But if an analysis assumes that the Democratic Republic of Congo has a Mass attendance rate between Nigeria’s and Kenya’s, the DRC would have the third highest number of Mass-going Catholics in the world, behind only Mexico and the Philippines. Using that assumption about the DRC, the fourth largest Catholic country in terms of Mass-goers would be Nigeria, followed by Colombia in fifth place.
*DRC Mass-attendance rates are estimates.
A global center of vocations
In the past decade, Africa has overtaken Europe as the largest source of priestly ordinations in the world. In 2019 there were 1600 diocesan priests ordained in Africa compared to only 1306 in Europe.
The DRC was responsible for 133 of those 1600 priestly ordinations, second to Nigeria, which ordained a staggering 410 priests that year.

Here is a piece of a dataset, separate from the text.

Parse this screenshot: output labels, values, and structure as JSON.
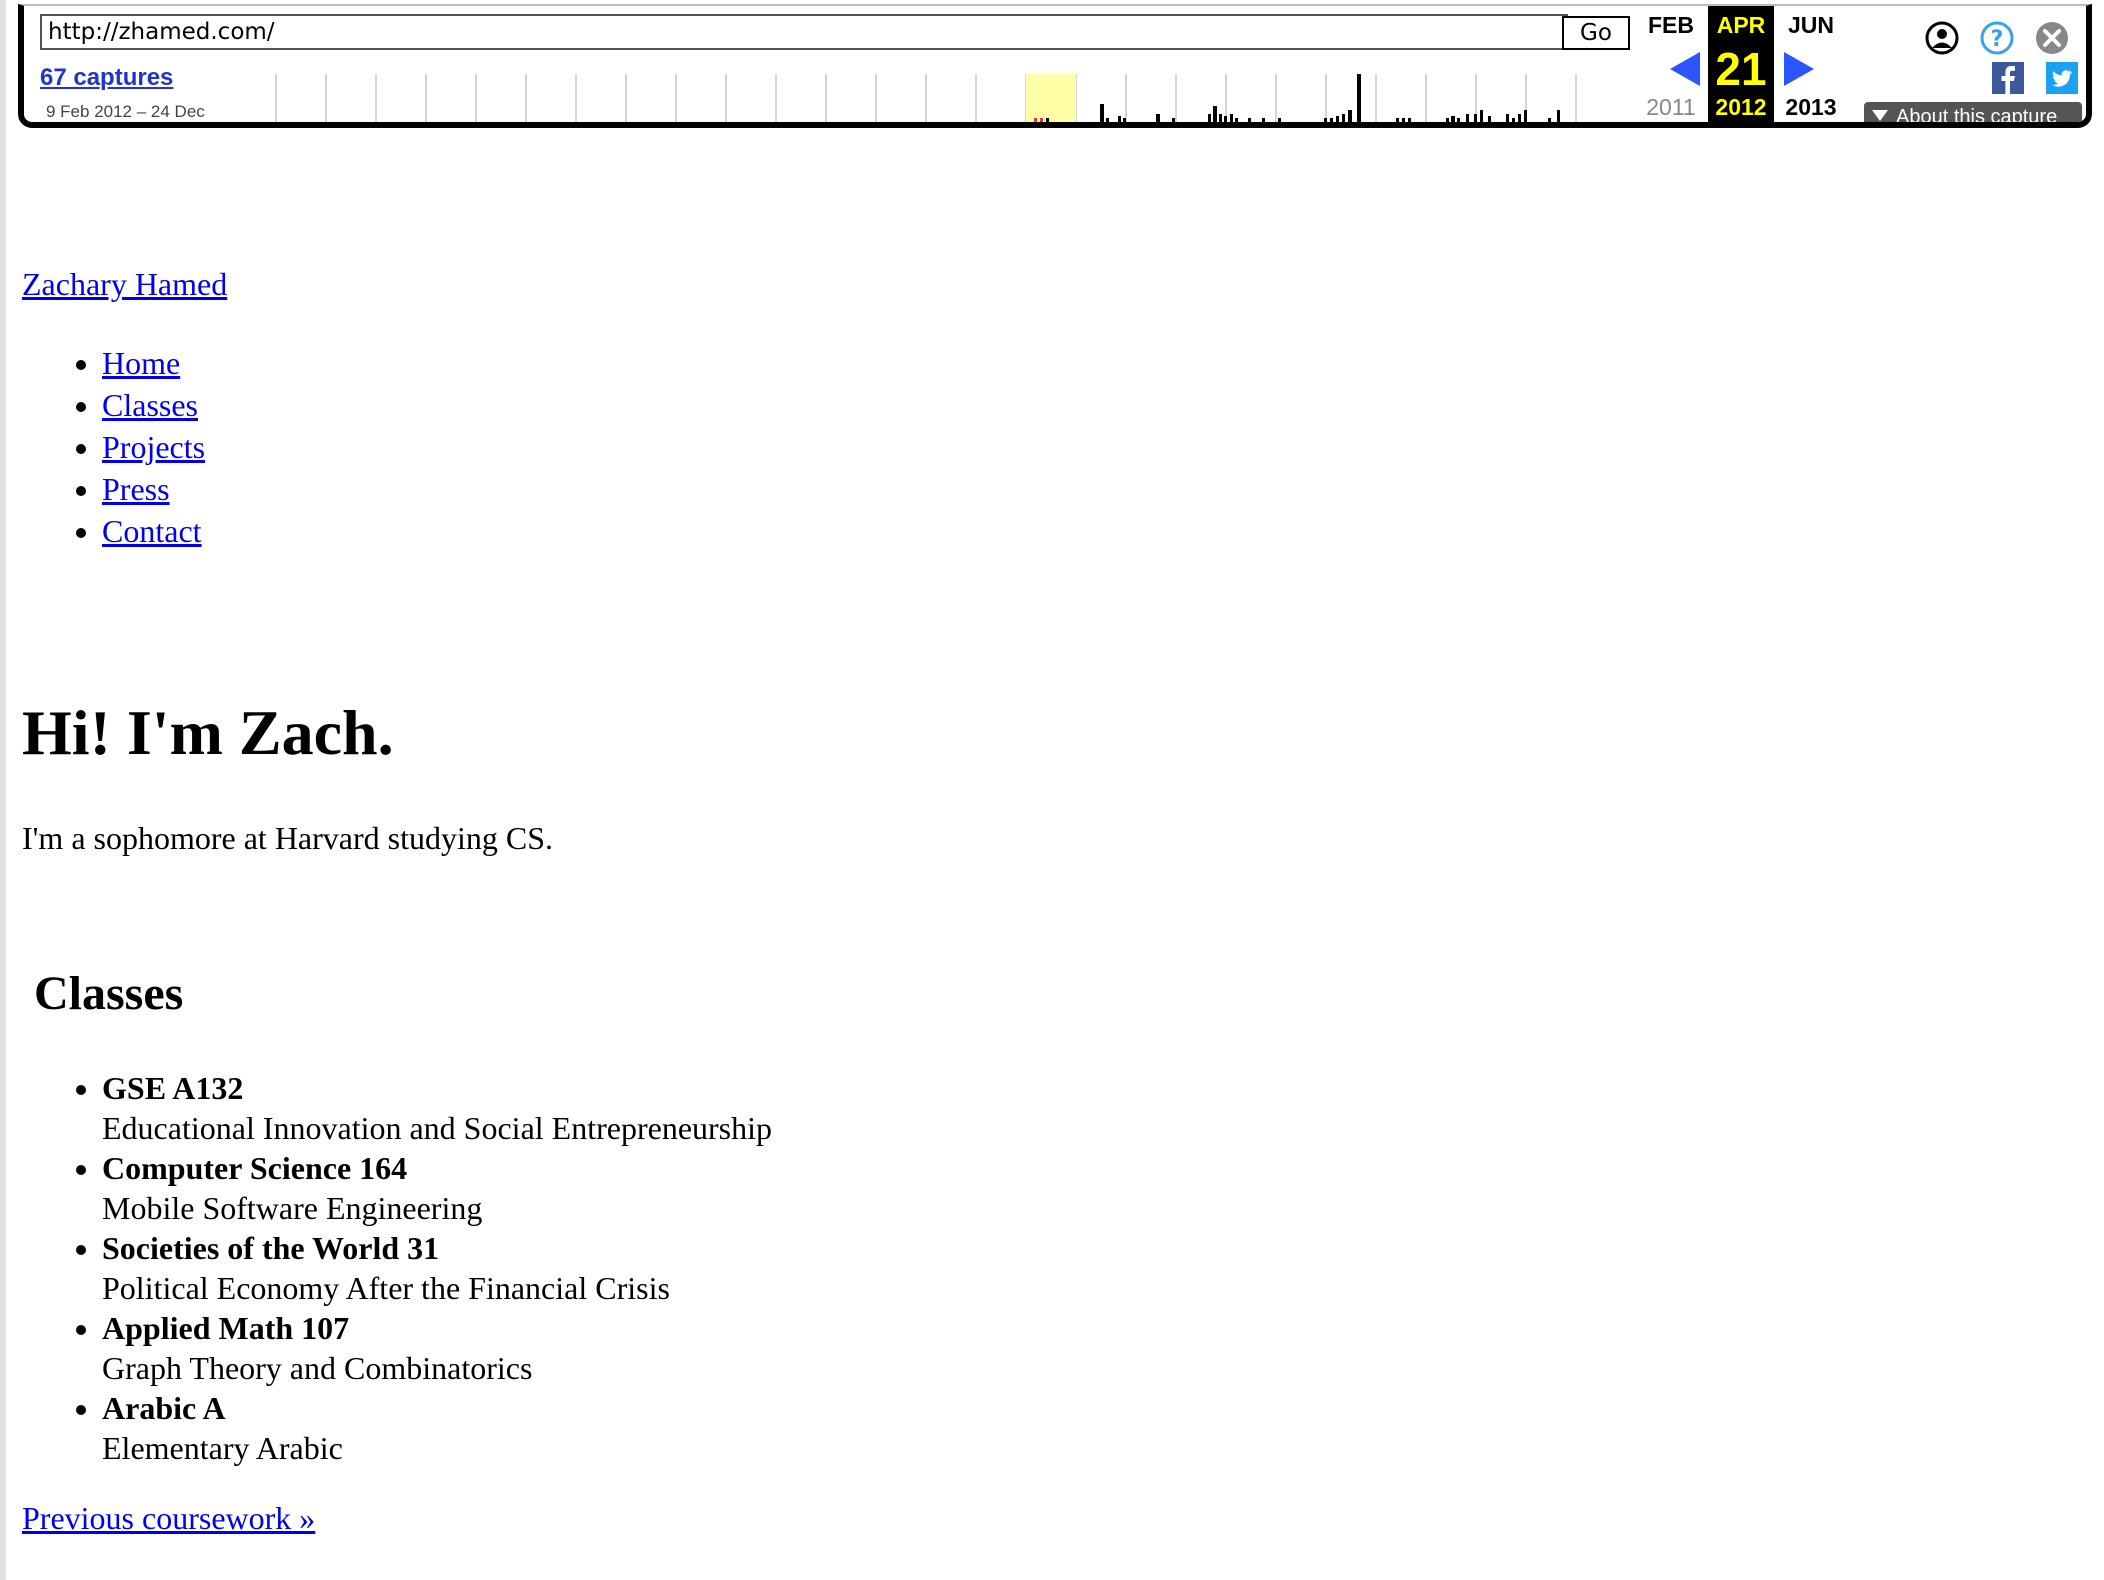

In 2019, the DRC ordained more priests than any European country except Italy (317) and Poland (298).
No European country ordained more priests than Nigeria. The only two countries in the world which ordained more priests in 2019 than Nigeria were the United States and India, both of which ordained 415, just five more than Nigeria.
Even as they struggle with issues of poverty and political instability, countries across Africa see an extremely high level of Mass attendance and vocations. It may take time for numbers relating to Church leadership to catch up to the number of Mass-goers and ordinations.
As of January 2023, Europe has 3.4 times as many voting cardinals as Africa, even while it ordains fewer priests, and sees fewer Catholics at Mass each week. But if the numbers continue as they are now, surely that will shift in the coming years.
Africa is becoming, even more so than in the days of St. Clement of Alexandria and St. Augustine of Hippo, the center of gravity of the Church.